Task item —
Go through the material and copy each line in which the word "likes" shows up.

Available records —
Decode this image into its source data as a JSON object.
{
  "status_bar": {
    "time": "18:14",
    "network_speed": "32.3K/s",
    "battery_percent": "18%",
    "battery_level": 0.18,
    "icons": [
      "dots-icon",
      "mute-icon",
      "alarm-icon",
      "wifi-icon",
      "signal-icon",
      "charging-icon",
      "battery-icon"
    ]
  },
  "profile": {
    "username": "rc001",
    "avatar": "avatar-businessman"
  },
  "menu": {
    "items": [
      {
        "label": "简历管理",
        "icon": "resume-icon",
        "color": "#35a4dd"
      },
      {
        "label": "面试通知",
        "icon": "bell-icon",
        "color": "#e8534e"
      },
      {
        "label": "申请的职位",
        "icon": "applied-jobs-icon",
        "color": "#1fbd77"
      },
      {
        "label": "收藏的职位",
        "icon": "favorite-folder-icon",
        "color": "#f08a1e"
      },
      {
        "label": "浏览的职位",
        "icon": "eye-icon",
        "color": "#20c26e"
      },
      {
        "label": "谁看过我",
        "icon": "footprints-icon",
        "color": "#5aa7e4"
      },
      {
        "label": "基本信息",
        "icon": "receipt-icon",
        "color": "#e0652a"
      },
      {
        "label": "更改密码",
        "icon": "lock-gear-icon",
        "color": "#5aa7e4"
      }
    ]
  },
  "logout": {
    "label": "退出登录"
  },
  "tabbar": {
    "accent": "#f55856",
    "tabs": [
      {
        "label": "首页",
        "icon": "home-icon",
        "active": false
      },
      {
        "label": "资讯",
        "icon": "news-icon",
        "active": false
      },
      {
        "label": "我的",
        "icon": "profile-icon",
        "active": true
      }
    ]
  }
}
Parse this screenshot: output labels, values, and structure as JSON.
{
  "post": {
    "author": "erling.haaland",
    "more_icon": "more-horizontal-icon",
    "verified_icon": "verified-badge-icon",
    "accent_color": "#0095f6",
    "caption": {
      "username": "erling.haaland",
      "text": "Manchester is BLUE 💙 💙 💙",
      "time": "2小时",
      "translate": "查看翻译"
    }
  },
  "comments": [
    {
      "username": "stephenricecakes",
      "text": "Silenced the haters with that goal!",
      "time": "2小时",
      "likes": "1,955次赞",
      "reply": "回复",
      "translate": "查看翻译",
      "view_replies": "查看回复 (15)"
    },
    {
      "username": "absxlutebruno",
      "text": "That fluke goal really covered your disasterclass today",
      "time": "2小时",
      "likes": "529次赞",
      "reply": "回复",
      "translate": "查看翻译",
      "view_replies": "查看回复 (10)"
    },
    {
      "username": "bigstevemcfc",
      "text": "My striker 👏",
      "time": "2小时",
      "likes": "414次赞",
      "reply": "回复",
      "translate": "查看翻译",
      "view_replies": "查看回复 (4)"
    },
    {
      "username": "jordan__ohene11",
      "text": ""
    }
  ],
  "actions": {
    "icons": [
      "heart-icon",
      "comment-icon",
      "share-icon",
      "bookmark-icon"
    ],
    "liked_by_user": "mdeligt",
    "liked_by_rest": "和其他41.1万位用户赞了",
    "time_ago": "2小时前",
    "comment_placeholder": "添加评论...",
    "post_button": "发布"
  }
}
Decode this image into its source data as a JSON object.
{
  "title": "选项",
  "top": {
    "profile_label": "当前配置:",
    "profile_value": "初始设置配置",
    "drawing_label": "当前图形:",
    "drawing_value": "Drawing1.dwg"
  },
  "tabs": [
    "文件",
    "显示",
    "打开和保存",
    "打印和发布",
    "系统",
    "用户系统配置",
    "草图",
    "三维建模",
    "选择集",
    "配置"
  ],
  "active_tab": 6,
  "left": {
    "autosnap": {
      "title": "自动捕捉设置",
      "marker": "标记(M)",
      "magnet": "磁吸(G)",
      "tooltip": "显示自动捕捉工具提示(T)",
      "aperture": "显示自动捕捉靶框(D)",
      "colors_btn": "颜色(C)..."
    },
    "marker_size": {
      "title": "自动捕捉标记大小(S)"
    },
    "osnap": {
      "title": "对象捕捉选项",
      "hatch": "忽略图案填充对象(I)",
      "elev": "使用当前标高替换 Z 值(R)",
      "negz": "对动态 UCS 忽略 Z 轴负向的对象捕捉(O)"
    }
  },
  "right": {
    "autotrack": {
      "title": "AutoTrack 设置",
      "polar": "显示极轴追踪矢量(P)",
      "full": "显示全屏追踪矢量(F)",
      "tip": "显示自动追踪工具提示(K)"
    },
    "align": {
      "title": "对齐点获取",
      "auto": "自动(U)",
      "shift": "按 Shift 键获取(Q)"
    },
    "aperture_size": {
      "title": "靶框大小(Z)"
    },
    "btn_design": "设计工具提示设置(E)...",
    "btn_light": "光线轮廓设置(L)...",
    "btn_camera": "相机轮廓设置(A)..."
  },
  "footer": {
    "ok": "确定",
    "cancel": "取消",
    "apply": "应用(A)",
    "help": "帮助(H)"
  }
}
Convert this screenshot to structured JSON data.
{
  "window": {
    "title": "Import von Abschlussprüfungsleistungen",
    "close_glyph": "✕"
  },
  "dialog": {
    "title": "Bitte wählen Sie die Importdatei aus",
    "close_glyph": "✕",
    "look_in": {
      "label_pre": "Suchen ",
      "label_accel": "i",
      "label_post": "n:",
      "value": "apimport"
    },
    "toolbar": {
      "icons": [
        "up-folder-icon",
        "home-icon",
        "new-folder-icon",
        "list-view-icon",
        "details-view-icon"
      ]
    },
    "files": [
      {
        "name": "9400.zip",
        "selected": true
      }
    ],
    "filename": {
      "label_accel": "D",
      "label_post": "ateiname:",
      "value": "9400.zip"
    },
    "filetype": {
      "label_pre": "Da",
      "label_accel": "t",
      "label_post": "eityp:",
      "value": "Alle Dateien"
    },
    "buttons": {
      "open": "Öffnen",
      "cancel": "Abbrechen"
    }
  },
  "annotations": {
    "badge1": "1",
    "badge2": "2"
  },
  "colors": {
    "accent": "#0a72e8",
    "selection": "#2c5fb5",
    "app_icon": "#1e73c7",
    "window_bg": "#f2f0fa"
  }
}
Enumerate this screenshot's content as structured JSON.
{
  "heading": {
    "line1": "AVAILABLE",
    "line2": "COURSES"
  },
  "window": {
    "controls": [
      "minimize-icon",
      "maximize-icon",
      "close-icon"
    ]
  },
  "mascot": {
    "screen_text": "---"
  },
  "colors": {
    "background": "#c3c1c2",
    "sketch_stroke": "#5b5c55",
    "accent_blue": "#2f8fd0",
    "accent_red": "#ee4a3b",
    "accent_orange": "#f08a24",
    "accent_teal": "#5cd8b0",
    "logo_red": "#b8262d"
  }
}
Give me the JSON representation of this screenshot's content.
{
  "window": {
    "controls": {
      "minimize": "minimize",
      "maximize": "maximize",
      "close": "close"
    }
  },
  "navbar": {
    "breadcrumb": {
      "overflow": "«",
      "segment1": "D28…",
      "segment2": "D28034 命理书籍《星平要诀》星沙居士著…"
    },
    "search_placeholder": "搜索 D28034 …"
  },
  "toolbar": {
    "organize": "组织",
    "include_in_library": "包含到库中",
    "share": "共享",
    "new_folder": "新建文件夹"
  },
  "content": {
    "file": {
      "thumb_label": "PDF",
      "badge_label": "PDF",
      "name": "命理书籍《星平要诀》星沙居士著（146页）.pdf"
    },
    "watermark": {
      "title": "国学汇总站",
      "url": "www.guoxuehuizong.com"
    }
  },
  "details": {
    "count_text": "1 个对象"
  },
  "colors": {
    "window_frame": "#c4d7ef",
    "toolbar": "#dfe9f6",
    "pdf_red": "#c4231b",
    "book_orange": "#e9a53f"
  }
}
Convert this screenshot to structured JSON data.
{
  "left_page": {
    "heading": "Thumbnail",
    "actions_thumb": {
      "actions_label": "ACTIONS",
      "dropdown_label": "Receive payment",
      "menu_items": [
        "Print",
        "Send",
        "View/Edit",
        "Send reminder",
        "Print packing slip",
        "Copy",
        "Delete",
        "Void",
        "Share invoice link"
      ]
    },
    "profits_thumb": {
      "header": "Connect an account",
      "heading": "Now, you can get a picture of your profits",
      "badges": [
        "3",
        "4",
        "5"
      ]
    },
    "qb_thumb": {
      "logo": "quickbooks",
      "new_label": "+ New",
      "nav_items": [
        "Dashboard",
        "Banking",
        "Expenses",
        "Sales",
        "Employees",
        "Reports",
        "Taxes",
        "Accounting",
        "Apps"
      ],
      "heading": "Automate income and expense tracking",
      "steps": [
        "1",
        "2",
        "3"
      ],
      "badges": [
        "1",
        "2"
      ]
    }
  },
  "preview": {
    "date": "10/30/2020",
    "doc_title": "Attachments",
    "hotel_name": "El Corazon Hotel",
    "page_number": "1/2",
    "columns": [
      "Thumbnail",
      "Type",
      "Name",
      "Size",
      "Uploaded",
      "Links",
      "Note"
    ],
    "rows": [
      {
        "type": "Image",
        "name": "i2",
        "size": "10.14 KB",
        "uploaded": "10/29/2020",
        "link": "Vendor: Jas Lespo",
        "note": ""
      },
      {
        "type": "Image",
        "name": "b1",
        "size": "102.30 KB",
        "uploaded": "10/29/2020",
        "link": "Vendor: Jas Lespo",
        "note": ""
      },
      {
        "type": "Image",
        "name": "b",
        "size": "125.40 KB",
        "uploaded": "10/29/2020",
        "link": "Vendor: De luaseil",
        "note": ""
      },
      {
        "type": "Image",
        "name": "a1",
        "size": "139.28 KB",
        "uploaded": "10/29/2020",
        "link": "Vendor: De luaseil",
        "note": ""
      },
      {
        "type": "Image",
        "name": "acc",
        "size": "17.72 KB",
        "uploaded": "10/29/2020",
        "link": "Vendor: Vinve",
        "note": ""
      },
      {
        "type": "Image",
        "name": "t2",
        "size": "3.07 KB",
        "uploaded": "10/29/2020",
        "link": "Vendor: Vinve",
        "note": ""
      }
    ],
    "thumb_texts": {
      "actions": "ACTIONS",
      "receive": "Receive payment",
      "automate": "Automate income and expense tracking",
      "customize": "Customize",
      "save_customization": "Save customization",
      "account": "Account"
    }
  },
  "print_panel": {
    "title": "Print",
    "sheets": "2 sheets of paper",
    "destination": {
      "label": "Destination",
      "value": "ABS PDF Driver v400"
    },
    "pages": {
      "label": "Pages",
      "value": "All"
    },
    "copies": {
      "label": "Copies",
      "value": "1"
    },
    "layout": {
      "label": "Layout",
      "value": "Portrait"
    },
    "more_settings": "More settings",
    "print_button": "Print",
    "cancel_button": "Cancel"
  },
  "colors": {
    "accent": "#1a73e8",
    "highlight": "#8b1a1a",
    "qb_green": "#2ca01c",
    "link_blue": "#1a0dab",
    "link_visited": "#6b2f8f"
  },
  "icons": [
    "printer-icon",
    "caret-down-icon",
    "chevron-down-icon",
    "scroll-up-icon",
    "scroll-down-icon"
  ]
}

Response area —
      "likes": "1,955次赞",
      "likes": "529次赞",
      "likes": "414次赞",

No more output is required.